*** Opening of Entries provided ***
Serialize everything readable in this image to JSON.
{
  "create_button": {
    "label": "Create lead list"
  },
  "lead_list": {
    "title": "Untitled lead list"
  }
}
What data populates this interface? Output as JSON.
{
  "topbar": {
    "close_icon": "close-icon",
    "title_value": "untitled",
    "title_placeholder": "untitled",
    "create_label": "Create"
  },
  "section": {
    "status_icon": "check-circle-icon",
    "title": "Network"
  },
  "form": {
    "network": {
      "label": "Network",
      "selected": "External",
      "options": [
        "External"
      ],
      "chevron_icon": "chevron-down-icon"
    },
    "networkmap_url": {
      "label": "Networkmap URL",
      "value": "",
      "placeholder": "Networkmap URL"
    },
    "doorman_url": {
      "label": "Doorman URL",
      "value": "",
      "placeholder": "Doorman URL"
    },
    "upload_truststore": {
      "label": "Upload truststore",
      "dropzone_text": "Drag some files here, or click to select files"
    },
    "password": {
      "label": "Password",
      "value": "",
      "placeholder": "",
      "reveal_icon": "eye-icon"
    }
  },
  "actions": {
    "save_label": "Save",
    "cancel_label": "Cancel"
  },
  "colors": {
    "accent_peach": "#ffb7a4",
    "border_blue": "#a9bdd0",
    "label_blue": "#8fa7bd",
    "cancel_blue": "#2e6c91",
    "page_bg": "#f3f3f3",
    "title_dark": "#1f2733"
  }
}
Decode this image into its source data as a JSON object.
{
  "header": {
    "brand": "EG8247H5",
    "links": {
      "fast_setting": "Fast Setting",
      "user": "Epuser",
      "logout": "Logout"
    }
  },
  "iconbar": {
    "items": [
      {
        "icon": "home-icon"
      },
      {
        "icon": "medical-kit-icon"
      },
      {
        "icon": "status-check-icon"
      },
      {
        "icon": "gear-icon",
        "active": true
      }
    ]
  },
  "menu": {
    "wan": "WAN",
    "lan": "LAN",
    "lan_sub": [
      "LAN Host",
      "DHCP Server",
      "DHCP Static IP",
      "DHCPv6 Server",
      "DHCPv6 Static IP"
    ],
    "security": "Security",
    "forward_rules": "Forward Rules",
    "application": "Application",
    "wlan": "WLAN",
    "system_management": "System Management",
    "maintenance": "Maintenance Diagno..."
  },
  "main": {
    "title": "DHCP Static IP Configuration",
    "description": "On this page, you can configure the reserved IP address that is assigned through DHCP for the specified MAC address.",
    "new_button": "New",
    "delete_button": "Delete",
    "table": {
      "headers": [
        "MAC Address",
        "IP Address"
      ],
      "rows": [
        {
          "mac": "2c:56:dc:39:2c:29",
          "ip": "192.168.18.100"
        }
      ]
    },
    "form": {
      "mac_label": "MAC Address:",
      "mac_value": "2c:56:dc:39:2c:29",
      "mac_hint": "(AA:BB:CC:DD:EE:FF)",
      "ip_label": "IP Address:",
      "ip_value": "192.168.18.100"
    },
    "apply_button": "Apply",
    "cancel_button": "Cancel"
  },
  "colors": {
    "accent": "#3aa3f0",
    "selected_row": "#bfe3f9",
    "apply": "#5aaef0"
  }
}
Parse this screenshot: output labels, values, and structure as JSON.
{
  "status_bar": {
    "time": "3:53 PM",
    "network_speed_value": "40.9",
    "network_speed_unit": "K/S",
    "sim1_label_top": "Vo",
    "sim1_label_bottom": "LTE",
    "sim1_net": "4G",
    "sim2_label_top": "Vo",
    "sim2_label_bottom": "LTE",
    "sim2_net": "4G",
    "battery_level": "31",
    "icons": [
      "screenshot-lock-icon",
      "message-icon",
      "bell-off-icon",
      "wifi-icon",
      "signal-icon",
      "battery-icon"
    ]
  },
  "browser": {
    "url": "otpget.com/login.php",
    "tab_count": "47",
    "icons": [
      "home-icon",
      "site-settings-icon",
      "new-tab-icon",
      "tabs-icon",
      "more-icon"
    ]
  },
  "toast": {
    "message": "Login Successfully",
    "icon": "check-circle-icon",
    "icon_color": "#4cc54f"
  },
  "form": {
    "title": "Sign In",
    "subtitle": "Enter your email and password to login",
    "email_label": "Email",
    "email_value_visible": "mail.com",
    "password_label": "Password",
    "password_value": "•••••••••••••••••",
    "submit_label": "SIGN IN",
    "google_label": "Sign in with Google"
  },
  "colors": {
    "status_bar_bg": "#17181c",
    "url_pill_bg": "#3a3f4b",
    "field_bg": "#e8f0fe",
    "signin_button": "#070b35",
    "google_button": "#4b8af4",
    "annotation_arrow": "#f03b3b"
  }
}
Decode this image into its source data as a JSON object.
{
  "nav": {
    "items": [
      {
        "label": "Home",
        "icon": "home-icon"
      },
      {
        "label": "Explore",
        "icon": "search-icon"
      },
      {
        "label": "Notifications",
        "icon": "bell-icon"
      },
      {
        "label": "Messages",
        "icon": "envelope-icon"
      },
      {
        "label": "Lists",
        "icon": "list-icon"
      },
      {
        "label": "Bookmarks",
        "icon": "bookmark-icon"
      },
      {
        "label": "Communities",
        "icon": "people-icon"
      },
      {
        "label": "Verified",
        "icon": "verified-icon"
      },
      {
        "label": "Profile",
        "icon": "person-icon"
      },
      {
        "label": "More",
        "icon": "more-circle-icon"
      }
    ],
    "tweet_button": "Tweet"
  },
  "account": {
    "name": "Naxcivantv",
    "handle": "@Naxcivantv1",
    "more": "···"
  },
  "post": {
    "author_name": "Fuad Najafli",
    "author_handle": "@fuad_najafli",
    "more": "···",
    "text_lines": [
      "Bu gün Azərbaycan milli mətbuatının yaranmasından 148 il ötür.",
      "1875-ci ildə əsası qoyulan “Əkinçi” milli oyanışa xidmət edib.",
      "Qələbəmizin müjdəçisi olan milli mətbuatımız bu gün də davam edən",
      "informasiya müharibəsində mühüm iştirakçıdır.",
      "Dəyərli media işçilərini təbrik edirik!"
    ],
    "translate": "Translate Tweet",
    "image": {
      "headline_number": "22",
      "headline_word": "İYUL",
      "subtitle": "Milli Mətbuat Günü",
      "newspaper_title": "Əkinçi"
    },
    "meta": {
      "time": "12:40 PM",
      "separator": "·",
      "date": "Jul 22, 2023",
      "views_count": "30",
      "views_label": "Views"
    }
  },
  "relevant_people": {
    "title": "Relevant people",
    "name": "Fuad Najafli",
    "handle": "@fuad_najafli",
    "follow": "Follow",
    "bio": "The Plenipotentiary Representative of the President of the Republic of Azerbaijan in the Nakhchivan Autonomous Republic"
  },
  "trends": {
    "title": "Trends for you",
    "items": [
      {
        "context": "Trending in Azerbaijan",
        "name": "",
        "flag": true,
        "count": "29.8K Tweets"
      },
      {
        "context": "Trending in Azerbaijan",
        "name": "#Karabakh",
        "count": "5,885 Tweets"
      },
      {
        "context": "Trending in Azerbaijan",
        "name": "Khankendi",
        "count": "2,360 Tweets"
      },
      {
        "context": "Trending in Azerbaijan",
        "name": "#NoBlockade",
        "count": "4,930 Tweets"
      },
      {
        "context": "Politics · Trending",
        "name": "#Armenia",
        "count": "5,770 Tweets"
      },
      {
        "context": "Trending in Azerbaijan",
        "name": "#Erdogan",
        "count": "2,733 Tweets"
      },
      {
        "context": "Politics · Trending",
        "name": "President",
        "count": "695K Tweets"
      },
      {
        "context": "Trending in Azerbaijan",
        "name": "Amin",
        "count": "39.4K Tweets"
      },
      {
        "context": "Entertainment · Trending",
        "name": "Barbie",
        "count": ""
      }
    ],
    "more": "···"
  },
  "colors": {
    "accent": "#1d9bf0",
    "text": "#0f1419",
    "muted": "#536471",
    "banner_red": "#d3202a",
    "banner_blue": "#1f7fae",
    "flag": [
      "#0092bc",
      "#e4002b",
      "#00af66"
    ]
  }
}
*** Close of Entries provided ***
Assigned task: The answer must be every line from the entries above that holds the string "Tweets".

Answer section:
        "count": "29.8K Tweets"
        "count": "5,885 Tweets"
        "count": "2,360 Tweets"
        "count": "4,930 Tweets"
        "count": "5,770 Tweets"
        "count": "2,733 Tweets"
        "count": "695K Tweets"
        "count": "39.4K Tweets"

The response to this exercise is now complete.